“It behooves us all to do our part to make that trend continue,” Herbert said. “Whatever plan we have in place will only be as effective as we are in doing our part.”

In a separate briefing, Dr. Eddie Stenehjem, an infectious disease specialist at Intermountain Healthcare, said reducing the case count is important, especially as schools reopen. He said large gatherings of unmasked people happening around the state are “disappointing” and “irresponsible.”

Caregivers, too, Stenehjem said, are tired.

“They’re burnt out, they’re exhausted ... and we’re just starting on this,” he said, adding that more and more younger people are ending up in hospitals and on ventilators, battling this little-known disease that is resulting in prolonged symptoms in some people.

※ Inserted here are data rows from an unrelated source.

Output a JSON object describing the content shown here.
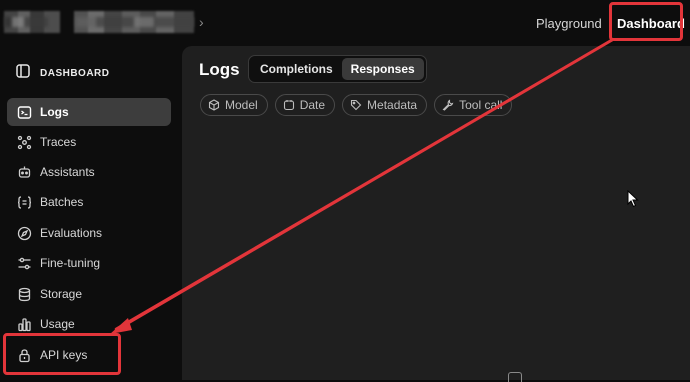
{
  "topbar": {
    "nav": {
      "playground_label": "Playground",
      "dashboard_label": "Dashboard"
    }
  },
  "sidebar": {
    "header_label": "DASHBOARD",
    "items": [
      {
        "label": "Logs",
        "icon": "logs-icon",
        "active": true
      },
      {
        "label": "Traces",
        "icon": "traces-icon"
      },
      {
        "label": "Assistants",
        "icon": "assistants-icon"
      },
      {
        "label": "Batches",
        "icon": "batches-icon"
      },
      {
        "label": "Evaluations",
        "icon": "evaluations-icon"
      },
      {
        "label": "Fine-tuning",
        "icon": "fine-tuning-icon"
      },
      {
        "label": "Storage",
        "icon": "storage-icon"
      },
      {
        "label": "Usage",
        "icon": "usage-icon"
      },
      {
        "label": "API keys",
        "icon": "lock-icon"
      }
    ]
  },
  "main": {
    "title": "Logs",
    "tabs": [
      {
        "label": "Completions",
        "active": false
      },
      {
        "label": "Responses",
        "active": true
      }
    ],
    "filters": [
      {
        "label": "Model",
        "icon": "cube-icon"
      },
      {
        "label": "Date",
        "icon": "calendar-icon"
      },
      {
        "label": "Metadata",
        "icon": "tag-icon"
      },
      {
        "label": "Tool call",
        "icon": "wrench-icon"
      }
    ]
  },
  "colors": {
    "highlight": "#e2353a",
    "page_bg": "#0d0d0d",
    "panel_bg": "#1f1f1f",
    "active_item_bg": "#3d3d3d"
  }
}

“It’s very different from influenza,” Stenehjem said, pleading with people to help slow the spread.

Details on those who most recently died with COVID-19 are:

• A Davis County man between 65-84, hospitalized at time of death

• A Davis County man older than 85, not hospitalized but was under hospice care

• A Juab County woman between 65-84, long-term care facility resident

• A Salt Lake County man between 45-64, long-term care facility resident

• A Salt Lake County man older than 85, long-term care facility resident

• A Salt Lake County woman between 45-64, hospitalized at time of death

• A Salt Lake County man between 65-84, long-term care facility resident

• A Salt Lake County woman older than 85, long-term care facility resident

• A Utah County man older than 85, hospitalized at time of death

The state estimates about 27,261 people have recovered from COVID-19, though, Dunn said it is difficult to know when symptoms actually cease, as cases vary in severity.

For more information, or to read the state’s COVID-19 School Manual, visit

The latest breakdown of Utah cases, hospitalizations and deaths by health district:

  • Salt Lake County, 18,817; 1,224 hospitalized; 171 deaths.
  • Utah County, 7,584; 354 hospitalized; 33 deaths.
  • Davis County, 2,859; 160 hospitalized; 13 deaths.
  • Southwest Utah, 2,855; 159 hospitalized; 24 deaths.
  • Weber-Morgan, 2,508; 159 hospitalized; 25 deaths.
  • Bear River (Box Elder, Cache, Rich), 2,141; 88 hospitalized; 5 deaths.
  • Summit County, 683; 52 hospitalized; 1 death.
  • San Juan County, 606; 76 hospitalized; 22 deaths.
  • Tooele County, 524; 26 hospitalized; 0 deaths.
  • Wasatch County, 523; 20 hospitalized; 4 deaths.
  • Central Utah, 363; 20 hospitalized; 2 deaths.
  • TriCounty (Uinta Basin), 151; 8 hospitalized; 0 deaths.
  • Southeast Utah, 82; 5 hospitalized; 0 deaths.